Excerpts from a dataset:
□ □ □ □ □

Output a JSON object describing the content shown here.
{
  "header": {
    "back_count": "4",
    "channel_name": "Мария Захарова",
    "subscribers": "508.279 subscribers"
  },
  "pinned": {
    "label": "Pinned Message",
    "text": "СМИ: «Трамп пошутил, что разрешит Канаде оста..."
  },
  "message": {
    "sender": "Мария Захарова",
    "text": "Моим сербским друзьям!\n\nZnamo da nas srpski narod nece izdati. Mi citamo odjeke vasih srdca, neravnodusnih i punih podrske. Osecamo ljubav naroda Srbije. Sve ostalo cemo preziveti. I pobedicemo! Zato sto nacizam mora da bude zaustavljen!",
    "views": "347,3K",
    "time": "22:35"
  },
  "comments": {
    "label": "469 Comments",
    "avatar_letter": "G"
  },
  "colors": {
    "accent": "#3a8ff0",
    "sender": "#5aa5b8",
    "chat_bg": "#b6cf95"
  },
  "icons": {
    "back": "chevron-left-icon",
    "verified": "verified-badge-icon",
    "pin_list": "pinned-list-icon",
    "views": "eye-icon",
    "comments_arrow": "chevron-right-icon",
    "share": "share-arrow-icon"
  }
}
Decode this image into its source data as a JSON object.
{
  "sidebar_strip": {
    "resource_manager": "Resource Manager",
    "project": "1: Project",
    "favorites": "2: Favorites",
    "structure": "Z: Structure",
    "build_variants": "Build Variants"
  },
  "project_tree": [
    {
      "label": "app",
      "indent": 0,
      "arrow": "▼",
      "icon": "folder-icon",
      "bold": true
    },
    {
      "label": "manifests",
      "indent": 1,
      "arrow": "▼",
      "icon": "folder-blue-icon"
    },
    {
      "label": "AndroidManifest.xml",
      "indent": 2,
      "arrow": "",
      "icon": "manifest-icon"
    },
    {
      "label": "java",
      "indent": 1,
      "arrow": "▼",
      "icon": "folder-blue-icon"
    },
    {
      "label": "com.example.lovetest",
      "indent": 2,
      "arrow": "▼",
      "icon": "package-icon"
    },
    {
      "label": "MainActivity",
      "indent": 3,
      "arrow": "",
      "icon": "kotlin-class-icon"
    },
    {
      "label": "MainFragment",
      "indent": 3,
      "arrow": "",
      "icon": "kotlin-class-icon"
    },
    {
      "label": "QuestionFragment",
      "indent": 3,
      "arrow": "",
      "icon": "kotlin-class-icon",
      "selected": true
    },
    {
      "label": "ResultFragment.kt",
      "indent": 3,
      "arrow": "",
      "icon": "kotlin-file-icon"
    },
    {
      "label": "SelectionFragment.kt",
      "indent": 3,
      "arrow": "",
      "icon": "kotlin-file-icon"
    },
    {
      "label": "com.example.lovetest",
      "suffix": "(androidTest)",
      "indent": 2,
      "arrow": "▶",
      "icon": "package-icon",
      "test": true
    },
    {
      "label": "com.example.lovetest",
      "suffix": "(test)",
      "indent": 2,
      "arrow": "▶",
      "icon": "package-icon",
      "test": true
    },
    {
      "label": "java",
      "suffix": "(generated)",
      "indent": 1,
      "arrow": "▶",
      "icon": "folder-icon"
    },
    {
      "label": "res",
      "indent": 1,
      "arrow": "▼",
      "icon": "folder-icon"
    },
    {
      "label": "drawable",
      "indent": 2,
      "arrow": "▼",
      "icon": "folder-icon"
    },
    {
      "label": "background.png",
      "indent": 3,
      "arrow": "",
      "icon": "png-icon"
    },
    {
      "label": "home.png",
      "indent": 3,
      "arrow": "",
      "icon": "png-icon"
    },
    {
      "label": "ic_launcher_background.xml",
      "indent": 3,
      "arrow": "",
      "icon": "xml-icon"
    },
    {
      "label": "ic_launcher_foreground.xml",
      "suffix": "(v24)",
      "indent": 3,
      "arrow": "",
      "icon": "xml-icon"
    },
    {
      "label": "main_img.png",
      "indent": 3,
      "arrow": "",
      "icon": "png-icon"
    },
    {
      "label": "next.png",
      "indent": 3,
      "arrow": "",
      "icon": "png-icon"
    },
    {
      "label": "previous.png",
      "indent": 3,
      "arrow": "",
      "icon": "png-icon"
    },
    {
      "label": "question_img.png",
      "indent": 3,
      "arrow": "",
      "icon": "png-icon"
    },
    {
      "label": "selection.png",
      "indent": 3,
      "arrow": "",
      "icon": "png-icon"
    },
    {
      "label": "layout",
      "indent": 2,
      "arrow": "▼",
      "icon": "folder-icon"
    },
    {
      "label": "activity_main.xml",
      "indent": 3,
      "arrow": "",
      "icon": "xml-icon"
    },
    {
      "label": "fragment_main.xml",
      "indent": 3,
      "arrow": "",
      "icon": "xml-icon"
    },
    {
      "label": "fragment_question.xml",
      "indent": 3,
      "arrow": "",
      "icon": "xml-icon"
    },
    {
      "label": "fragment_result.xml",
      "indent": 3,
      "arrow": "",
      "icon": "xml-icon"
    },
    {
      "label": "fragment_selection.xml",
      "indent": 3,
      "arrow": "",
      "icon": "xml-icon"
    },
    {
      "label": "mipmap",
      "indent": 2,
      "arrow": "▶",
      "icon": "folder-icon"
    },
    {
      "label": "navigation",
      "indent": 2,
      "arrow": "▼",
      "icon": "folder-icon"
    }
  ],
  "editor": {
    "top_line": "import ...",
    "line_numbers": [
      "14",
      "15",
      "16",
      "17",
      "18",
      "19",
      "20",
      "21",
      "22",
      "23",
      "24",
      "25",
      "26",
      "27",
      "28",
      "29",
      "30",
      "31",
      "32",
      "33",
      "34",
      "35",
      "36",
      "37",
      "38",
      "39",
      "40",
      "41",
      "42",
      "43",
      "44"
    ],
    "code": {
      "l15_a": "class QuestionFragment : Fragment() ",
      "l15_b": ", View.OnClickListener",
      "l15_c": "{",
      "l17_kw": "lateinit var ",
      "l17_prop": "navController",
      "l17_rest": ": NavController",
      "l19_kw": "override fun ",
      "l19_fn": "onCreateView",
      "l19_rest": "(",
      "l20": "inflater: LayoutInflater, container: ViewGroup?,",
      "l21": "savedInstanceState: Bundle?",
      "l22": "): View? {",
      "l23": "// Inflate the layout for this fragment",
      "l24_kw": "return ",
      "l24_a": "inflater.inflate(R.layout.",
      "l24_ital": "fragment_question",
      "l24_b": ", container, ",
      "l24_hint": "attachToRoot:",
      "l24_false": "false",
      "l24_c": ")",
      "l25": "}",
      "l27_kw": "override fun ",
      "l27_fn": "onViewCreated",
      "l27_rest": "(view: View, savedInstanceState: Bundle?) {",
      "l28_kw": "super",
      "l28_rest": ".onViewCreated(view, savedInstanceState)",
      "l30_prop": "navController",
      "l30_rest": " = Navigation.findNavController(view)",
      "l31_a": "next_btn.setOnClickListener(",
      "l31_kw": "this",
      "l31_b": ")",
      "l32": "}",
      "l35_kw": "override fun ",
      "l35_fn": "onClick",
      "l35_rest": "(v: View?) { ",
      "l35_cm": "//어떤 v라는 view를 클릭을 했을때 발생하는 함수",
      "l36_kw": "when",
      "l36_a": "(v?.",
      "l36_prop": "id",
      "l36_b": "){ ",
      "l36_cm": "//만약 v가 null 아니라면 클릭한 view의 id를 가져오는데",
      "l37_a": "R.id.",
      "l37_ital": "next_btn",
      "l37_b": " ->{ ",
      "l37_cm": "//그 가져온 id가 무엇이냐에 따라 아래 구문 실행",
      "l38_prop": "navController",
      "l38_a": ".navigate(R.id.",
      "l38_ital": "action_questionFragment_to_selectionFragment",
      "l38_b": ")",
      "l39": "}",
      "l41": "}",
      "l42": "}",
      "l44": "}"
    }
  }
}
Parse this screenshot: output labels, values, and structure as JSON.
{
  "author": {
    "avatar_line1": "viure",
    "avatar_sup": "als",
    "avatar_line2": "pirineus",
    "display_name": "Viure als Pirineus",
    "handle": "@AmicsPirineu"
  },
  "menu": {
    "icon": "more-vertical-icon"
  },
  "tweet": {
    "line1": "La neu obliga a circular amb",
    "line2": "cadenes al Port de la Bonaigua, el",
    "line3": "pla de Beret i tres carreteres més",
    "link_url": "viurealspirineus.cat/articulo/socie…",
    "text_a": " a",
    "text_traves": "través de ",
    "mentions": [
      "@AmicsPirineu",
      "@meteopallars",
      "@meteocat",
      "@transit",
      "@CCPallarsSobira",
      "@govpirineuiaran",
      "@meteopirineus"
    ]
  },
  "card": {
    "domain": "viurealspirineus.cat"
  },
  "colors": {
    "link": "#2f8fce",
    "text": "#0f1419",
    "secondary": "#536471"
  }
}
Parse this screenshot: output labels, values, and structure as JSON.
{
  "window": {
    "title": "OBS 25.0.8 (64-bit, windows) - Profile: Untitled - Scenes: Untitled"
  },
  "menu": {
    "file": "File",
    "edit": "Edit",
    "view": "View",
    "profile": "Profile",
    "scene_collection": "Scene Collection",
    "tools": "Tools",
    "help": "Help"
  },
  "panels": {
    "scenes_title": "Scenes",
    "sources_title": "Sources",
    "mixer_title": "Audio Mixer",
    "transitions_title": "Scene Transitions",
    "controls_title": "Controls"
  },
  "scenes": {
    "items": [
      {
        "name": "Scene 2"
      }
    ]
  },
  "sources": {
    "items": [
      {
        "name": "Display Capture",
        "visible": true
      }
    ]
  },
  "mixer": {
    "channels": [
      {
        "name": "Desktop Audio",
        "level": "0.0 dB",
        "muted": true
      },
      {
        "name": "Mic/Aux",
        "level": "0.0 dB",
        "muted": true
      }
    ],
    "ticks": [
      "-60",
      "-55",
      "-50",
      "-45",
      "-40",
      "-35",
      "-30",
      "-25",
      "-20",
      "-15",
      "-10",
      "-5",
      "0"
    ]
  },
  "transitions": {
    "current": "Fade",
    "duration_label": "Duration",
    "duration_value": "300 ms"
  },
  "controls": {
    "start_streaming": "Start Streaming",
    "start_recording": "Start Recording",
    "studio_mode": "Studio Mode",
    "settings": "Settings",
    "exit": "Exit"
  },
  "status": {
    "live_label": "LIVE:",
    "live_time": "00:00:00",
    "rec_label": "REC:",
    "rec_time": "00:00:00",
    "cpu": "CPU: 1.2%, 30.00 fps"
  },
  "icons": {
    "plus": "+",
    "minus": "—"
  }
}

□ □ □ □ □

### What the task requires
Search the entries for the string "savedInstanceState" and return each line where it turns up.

### Written response
      "l21": "savedInstanceState: Bundle?",
      "l27_rest": "(view: View, savedInstanceState: Bundle?) {",
      "l28_rest": ".onViewCreated(view, savedInstanceState)",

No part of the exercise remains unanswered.